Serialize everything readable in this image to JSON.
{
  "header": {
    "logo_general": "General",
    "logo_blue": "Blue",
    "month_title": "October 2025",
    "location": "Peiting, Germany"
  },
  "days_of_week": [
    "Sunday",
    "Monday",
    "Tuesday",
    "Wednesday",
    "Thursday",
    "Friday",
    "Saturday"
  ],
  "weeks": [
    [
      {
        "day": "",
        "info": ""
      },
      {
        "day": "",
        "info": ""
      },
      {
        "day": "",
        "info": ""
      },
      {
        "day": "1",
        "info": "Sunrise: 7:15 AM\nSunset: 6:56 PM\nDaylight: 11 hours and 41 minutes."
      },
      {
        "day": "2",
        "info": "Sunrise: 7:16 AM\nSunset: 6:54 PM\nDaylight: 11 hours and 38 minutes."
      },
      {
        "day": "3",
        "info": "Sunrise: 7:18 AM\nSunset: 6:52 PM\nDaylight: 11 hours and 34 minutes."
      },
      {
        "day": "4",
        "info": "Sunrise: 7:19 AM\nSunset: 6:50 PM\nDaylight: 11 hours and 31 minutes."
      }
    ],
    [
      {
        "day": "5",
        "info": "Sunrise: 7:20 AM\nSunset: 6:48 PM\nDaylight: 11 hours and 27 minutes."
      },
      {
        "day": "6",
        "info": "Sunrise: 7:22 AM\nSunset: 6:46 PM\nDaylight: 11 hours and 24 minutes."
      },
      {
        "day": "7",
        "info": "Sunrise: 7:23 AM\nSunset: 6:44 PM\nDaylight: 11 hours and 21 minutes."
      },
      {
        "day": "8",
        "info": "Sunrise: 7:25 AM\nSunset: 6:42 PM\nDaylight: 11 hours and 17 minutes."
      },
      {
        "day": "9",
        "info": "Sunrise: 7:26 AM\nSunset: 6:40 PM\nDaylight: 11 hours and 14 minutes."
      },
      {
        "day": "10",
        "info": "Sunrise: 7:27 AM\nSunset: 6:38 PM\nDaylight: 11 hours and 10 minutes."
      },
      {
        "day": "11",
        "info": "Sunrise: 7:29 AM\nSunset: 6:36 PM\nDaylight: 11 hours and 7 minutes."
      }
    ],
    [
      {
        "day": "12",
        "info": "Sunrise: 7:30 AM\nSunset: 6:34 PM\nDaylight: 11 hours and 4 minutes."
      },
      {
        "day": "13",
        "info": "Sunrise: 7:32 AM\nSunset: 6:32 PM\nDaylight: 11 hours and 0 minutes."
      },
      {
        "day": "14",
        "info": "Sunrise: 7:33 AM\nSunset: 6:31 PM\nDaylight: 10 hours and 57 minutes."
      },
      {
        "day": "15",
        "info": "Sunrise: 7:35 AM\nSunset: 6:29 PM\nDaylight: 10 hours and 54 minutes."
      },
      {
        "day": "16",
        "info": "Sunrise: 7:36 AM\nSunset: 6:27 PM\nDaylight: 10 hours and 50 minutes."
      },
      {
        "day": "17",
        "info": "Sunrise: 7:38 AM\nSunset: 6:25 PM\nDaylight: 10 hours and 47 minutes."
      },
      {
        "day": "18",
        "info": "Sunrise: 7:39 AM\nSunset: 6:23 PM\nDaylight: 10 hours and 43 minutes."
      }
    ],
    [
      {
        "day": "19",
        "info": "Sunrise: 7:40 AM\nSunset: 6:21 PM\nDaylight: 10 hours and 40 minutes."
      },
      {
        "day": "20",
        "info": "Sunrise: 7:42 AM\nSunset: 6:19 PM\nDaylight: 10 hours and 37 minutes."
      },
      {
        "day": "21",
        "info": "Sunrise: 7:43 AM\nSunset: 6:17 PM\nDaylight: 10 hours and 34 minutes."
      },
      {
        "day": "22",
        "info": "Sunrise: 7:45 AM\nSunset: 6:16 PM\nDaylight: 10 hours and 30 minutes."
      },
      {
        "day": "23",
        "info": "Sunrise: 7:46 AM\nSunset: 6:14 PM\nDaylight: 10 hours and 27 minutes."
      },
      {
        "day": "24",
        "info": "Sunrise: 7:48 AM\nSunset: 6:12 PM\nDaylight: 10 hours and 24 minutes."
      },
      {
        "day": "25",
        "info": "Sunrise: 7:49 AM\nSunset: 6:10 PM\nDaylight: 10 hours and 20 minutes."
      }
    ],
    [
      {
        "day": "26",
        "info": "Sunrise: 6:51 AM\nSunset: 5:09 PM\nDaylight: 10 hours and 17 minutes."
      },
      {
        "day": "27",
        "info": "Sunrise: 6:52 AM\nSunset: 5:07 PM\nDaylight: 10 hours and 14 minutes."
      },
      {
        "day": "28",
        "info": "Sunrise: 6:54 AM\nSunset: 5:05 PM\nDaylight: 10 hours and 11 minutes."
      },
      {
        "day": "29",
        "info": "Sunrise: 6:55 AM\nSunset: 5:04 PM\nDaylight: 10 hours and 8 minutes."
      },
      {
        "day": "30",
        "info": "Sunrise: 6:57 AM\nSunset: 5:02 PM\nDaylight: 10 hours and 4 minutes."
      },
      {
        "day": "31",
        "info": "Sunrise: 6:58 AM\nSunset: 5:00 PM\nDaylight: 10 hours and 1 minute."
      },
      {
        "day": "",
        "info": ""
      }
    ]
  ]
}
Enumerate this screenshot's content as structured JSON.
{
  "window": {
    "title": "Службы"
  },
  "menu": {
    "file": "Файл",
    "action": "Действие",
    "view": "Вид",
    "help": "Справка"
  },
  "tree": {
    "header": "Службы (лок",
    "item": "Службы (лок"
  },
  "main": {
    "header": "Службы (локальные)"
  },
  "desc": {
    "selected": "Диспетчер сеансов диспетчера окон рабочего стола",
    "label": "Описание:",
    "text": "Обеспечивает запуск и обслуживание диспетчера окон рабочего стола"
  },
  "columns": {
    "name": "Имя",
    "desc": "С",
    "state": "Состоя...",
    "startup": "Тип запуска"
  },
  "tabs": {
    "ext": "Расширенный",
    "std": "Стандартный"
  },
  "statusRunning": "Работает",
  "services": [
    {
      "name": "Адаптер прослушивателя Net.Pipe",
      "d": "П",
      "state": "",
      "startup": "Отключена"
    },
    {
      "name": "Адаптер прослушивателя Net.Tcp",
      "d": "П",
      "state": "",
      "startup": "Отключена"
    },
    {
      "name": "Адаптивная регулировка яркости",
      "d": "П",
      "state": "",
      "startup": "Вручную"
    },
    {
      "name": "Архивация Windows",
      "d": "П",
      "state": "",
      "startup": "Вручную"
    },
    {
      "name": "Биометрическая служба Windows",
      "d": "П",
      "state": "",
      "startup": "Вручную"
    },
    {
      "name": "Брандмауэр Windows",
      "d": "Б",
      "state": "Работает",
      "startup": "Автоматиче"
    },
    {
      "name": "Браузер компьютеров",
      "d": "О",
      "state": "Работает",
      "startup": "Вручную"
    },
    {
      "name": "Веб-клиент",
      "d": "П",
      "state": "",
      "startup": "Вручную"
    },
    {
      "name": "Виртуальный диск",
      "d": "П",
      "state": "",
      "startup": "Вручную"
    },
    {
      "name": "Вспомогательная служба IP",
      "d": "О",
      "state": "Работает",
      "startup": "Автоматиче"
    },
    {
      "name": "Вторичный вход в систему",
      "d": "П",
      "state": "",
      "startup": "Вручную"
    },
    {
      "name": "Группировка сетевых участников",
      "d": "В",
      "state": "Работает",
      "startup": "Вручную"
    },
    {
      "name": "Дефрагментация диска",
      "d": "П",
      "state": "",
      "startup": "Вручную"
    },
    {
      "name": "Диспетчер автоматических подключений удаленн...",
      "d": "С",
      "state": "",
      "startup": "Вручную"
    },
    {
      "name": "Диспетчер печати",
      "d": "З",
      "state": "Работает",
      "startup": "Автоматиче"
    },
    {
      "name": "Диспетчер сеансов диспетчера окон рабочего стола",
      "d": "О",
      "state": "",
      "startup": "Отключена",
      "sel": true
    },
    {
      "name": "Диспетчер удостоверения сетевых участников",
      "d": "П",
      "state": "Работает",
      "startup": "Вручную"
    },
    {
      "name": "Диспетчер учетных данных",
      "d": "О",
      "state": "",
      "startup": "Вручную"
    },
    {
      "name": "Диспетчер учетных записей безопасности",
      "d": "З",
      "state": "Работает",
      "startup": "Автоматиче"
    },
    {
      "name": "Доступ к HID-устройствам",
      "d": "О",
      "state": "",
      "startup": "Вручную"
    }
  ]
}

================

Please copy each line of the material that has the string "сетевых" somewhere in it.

◆ TASK RESULT:
      "name": "Группировка сетевых участников",
      "name": "Диспетчер удостоверения сетевых участников",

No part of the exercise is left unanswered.